- _Given records_:
╭──
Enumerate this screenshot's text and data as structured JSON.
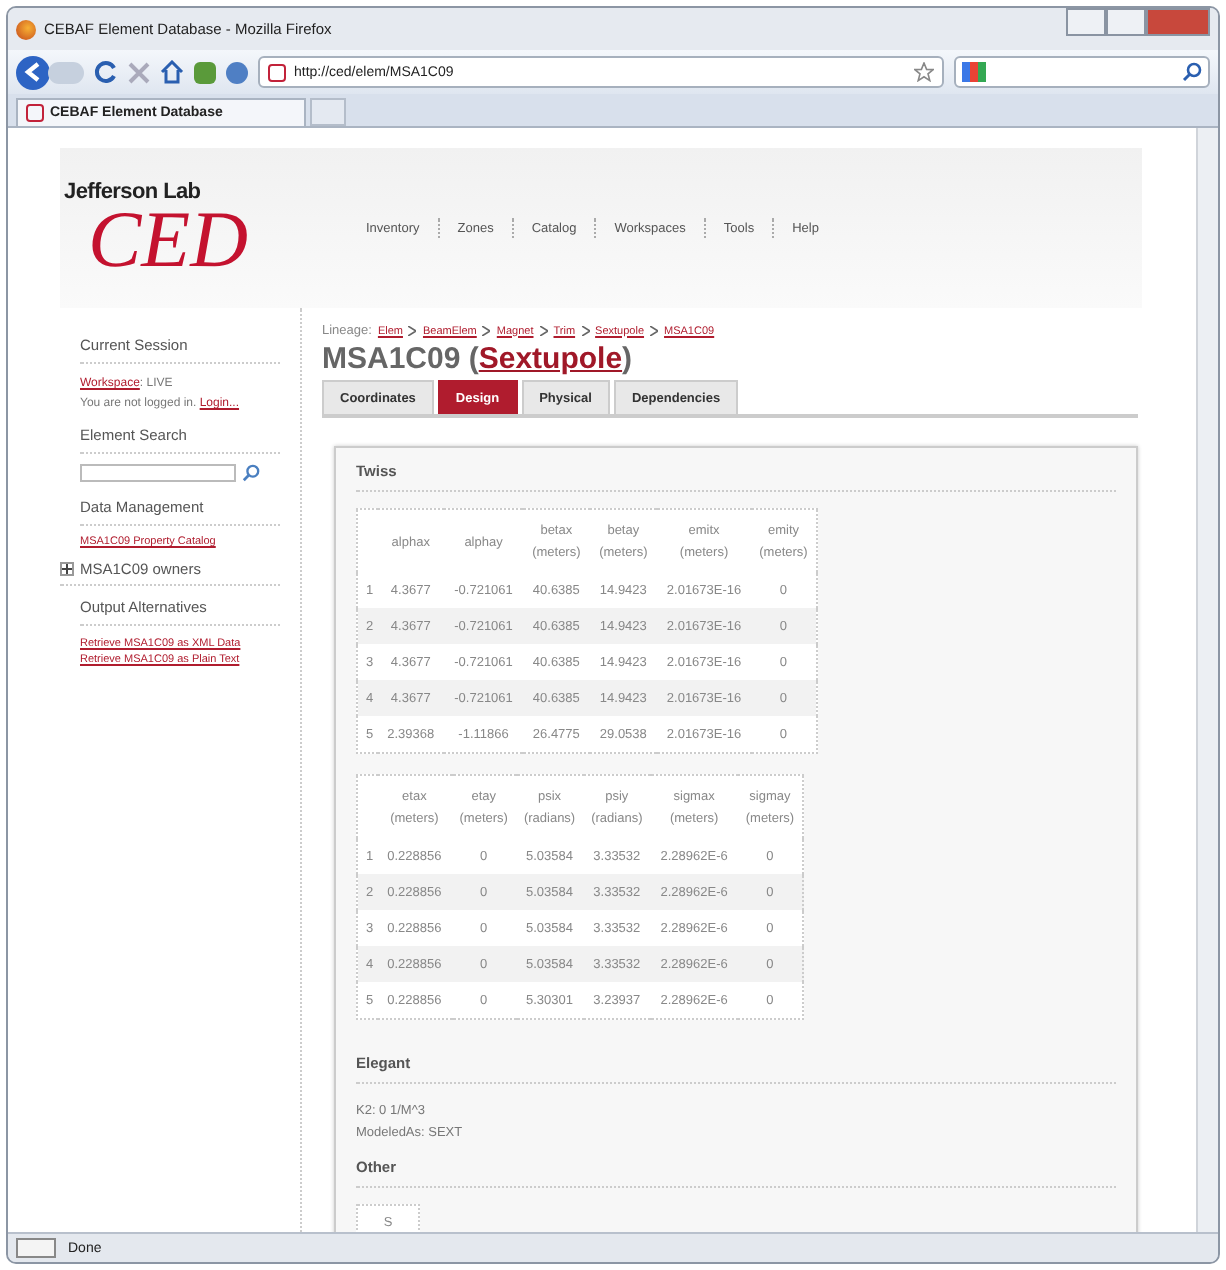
{
  "window": {
    "title": "CEBAF Element Database - Mozilla Firefox",
    "url": "http://ced/elem/MSA1C09",
    "tab_title": "CEBAF Element Database",
    "status": "Done"
  },
  "site": {
    "logo_top": "Jefferson Lab",
    "logo_main": "CED",
    "nav": [
      "Inventory",
      "Zones",
      "Catalog",
      "Workspaces",
      "Tools",
      "Help"
    ]
  },
  "sidebar": {
    "session_title": "Current Session",
    "workspace_link": "Workspace",
    "workspace_value": ": LIVE",
    "login_text": "You are not logged in.",
    "login_link": "Login...",
    "search_title": "Element Search",
    "data_title": "Data Management",
    "catalog_link": "MSA1C09 Property Catalog",
    "owners": {
      "label": "MSA1C09 owners",
      "expanded": false
    },
    "output_title": "Output Alternatives",
    "output_links": [
      "Retrieve MSA1C09 as XML Data",
      "Retrieve MSA1C09 as Plain Text"
    ]
  },
  "lineage": {
    "label": "Lineage:",
    "items": [
      "Elem",
      "BeamElem",
      "Magnet",
      "Trim",
      "Sextupole",
      "MSA1C09"
    ]
  },
  "heading": {
    "prefix": "MSA1C09 (",
    "link": "Sextupole",
    "suffix": ")"
  },
  "tabs": [
    {
      "label": "Coordinates",
      "selected": false
    },
    {
      "label": "Design",
      "selected": true
    },
    {
      "label": "Physical",
      "selected": false
    },
    {
      "label": "Dependencies",
      "selected": false
    }
  ],
  "twiss": {
    "title": "Twiss",
    "tables": [
      {
        "columns": [
          "alphax",
          "alphay",
          "betax (meters)",
          "betay (meters)",
          "emitx (meters)",
          "emity (meters)"
        ],
        "rows": [
          {
            "index": "1",
            "cells": [
              "4.3677",
              "-0.721061",
              "40.6385",
              "14.9423",
              "2.01673E-16",
              "0"
            ]
          },
          {
            "index": "2",
            "cells": [
              "4.3677",
              "-0.721061",
              "40.6385",
              "14.9423",
              "2.01673E-16",
              "0"
            ]
          },
          {
            "index": "3",
            "cells": [
              "4.3677",
              "-0.721061",
              "40.6385",
              "14.9423",
              "2.01673E-16",
              "0"
            ]
          },
          {
            "index": "4",
            "cells": [
              "4.3677",
              "-0.721061",
              "40.6385",
              "14.9423",
              "2.01673E-16",
              "0"
            ]
          },
          {
            "index": "5",
            "cells": [
              "2.39368",
              "-1.11866",
              "26.4775",
              "29.0538",
              "2.01673E-16",
              "0"
            ]
          }
        ]
      },
      {
        "columns": [
          "etax (meters)",
          "etay (meters)",
          "psix (radians)",
          "psiy (radians)",
          "sigmax (meters)",
          "sigmay (meters)"
        ],
        "rows": [
          {
            "index": "1",
            "cells": [
              "0.228856",
              "0",
              "5.03584",
              "3.33532",
              "2.28962E-6",
              "0"
            ]
          },
          {
            "index": "2",
            "cells": [
              "0.228856",
              "0",
              "5.03584",
              "3.33532",
              "2.28962E-6",
              "0"
            ]
          },
          {
            "index": "3",
            "cells": [
              "0.228856",
              "0",
              "5.03584",
              "3.33532",
              "2.28962E-6",
              "0"
            ]
          },
          {
            "index": "4",
            "cells": [
              "0.228856",
              "0",
              "5.03584",
              "3.33532",
              "2.28962E-6",
              "0"
            ]
          },
          {
            "index": "5",
            "cells": [
              "0.228856",
              "0",
              "5.30301",
              "3.23937",
              "2.28962E-6",
              "0"
            ]
          }
        ]
      }
    ]
  },
  "elegant": {
    "title": "Elegant",
    "lines": [
      "K2: 0 1/M^3",
      "ModeledAs: SEXT"
    ]
  },
  "other": {
    "title": "Other",
    "cell": "S"
  }
}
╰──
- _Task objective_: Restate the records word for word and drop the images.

- _Answer box_:
Enumerate this screenshot's text and data as structured JSON.
{
  "window": {
    "title": "CEBAF Element Database - Mozilla Firefox",
    "url": "http://ced/elem/MSA1C09",
    "tab_title": "CEBAF Element Database",
    "status": "Done"
  },
  "site": {
    "logo_top": "Jefferson Lab",
    "logo_main": "CED",
    "nav": [
      "Inventory",
      "Zones",
      "Catalog",
      "Workspaces",
      "Tools",
      "Help"
    ]
  },
  "sidebar": {
    "session_title": "Current Session",
    "workspace_link": "Workspace",
    "workspace_value": ": LIVE",
    "login_text": "You are not logged in.",
    "login_link": "Login...",
    "search_title": "Element Search",
    "data_title": "Data Management",
    "catalog_link": "MSA1C09 Property Catalog",
    "owners": {
      "label": "MSA1C09 owners",
      "expanded": false
    },
    "output_title": "Output Alternatives",
    "output_links": [
      "Retrieve MSA1C09 as XML Data",
      "Retrieve MSA1C09 as Plain Text"
    ]
  },
  "lineage": {
    "label": "Lineage:",
    "items": [
      "Elem",
      "BeamElem",
      "Magnet",
      "Trim",
      "Sextupole",
      "MSA1C09"
    ]
  },
  "heading": {
    "prefix": "MSA1C09 (",
    "link": "Sextupole",
    "suffix": ")"
  },
  "tabs": [
    {
      "label": "Coordinates",
      "selected": false
    },
    {
      "label": "Design",
      "selected": true
    },
    {
      "label": "Physical",
      "selected": false
    },
    {
      "label": "Dependencies",
      "selected": false
    }
  ],
  "twiss": {
    "title": "Twiss",
    "tables": [
      {
        "columns": [
          "alphax",
          "alphay",
          "betax (meters)",
          "betay (meters)",
          "emitx (meters)",
          "emity (meters)"
        ],
        "rows": [
          {
            "index": "1",
            "cells": [
              "4.3677",
              "-0.721061",
              "40.6385",
              "14.9423",
              "2.01673E-16",
              "0"
            ]
          },
          {
            "index": "2",
            "cells": [
              "4.3677",
              "-0.721061",
              "40.6385",
              "14.9423",
              "2.01673E-16",
              "0"
            ]
          },
          {
            "index": "3",
            "cells": [
              "4.3677",
              "-0.721061",
              "40.6385",
              "14.9423",
              "2.01673E-16",
              "0"
            ]
          },
          {
            "index": "4",
            "cells": [
              "4.3677",
              "-0.721061",
              "40.6385",
              "14.9423",
              "2.01673E-16",
              "0"
            ]
          },
          {
            "index": "5",
            "cells": [
              "2.39368",
              "-1.11866",
              "26.4775",
              "29.0538",
              "2.01673E-16",
              "0"
            ]
          }
        ]
      },
      {
        "columns": [
          "etax (meters)",
          "etay (meters)",
          "psix (radians)",
          "psiy (radians)",
          "sigmax (meters)",
          "sigmay (meters)"
        ],
        "rows": [
          {
            "index": "1",
            "cells": [
              "0.228856",
              "0",
              "5.03584",
              "3.33532",
              "2.28962E-6",
              "0"
            ]
          },
          {
            "index": "2",
            "cells": [
              "0.228856",
              "0",
              "5.03584",
              "3.33532",
              "2.28962E-6",
              "0"
            ]
          },
          {
            "index": "3",
            "cells": [
              "0.228856",
              "0",
              "5.03584",
              "3.33532",
              "2.28962E-6",
              "0"
            ]
          },
          {
            "index": "4",
            "cells": [
              "0.228856",
              "0",
              "5.03584",
              "3.33532",
              "2.28962E-6",
              "0"
            ]
          },
          {
            "index": "5",
            "cells": [
              "0.228856",
              "0",
              "5.30301",
              "3.23937",
              "2.28962E-6",
              "0"
            ]
          }
        ]
      }
    ]
  },
  "elegant": {
    "title": "Elegant",
    "lines": [
      "K2: 0 1/M^3",
      "ModeledAs: SEXT"
    ]
  },
  "other": {
    "title": "Other",
    "cell": "S"
  }
}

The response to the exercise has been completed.